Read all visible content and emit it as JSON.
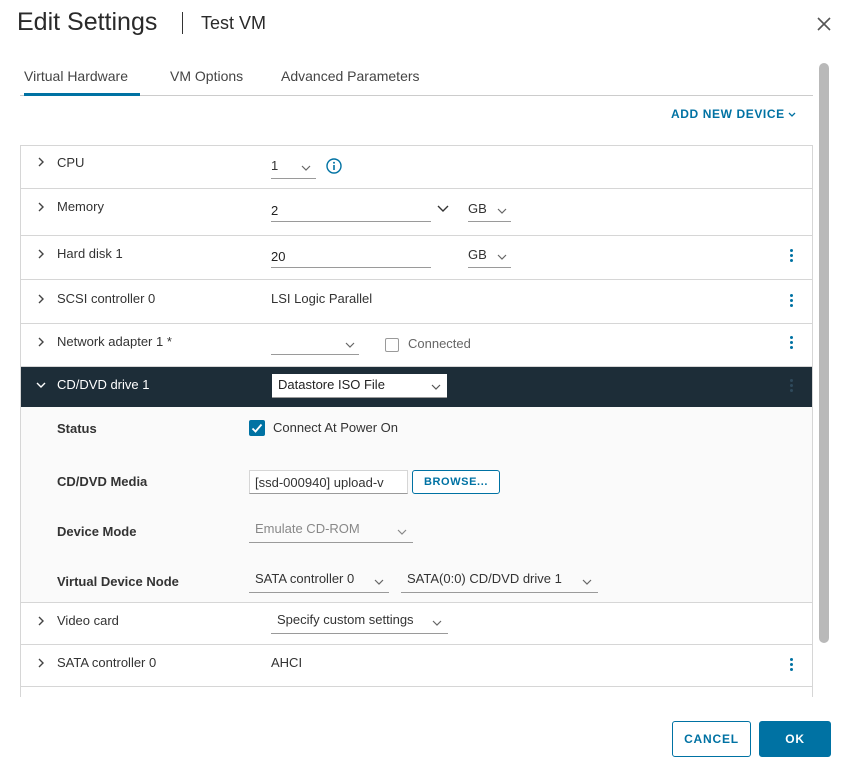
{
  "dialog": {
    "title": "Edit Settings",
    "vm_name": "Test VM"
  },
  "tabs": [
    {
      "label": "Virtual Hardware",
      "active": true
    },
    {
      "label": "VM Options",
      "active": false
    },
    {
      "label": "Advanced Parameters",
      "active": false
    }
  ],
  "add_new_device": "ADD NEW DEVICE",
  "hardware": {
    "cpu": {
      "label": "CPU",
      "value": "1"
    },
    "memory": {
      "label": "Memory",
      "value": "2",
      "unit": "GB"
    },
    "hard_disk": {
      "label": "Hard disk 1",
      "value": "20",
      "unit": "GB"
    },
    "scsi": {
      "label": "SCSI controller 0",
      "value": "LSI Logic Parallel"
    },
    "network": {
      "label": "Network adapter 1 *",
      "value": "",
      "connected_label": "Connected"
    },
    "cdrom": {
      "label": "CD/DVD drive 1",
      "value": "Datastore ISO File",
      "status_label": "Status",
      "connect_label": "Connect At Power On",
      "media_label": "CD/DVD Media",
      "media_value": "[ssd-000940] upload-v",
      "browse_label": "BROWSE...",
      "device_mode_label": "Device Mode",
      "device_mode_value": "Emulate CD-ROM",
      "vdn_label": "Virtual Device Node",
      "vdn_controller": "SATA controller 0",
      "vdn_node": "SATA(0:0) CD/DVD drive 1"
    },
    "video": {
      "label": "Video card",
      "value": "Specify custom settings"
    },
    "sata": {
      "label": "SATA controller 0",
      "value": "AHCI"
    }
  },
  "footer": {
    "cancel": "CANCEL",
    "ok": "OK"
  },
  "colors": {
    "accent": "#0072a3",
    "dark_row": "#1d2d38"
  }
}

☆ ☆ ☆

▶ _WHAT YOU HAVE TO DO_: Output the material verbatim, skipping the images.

▶ _RESULT_:
Read all visible content and emit it as JSON.
{
  "dialog": {
    "title": "Edit Settings",
    "vm_name": "Test VM"
  },
  "tabs": [
    {
      "label": "Virtual Hardware",
      "active": true
    },
    {
      "label": "VM Options",
      "active": false
    },
    {
      "label": "Advanced Parameters",
      "active": false
    }
  ],
  "add_new_device": "ADD NEW DEVICE",
  "hardware": {
    "cpu": {
      "label": "CPU",
      "value": "1"
    },
    "memory": {
      "label": "Memory",
      "value": "2",
      "unit": "GB"
    },
    "hard_disk": {
      "label": "Hard disk 1",
      "value": "20",
      "unit": "GB"
    },
    "scsi": {
      "label": "SCSI controller 0",
      "value": "LSI Logic Parallel"
    },
    "network": {
      "label": "Network adapter 1 *",
      "value": "",
      "connected_label": "Connected"
    },
    "cdrom": {
      "label": "CD/DVD drive 1",
      "value": "Datastore ISO File",
      "status_label": "Status",
      "connect_label": "Connect At Power On",
      "media_label": "CD/DVD Media",
      "media_value": "[ssd-000940] upload-v",
      "browse_label": "BROWSE...",
      "device_mode_label": "Device Mode",
      "device_mode_value": "Emulate CD-ROM",
      "vdn_label": "Virtual Device Node",
      "vdn_controller": "SATA controller 0",
      "vdn_node": "SATA(0:0) CD/DVD drive 1"
    },
    "video": {
      "label": "Video card",
      "value": "Specify custom settings"
    },
    "sata": {
      "label": "SATA controller 0",
      "value": "AHCI"
    }
  },
  "footer": {
    "cancel": "CANCEL",
    "ok": "OK"
  },
  "colors": {
    "accent": "#0072a3",
    "dark_row": "#1d2d38"
  }
}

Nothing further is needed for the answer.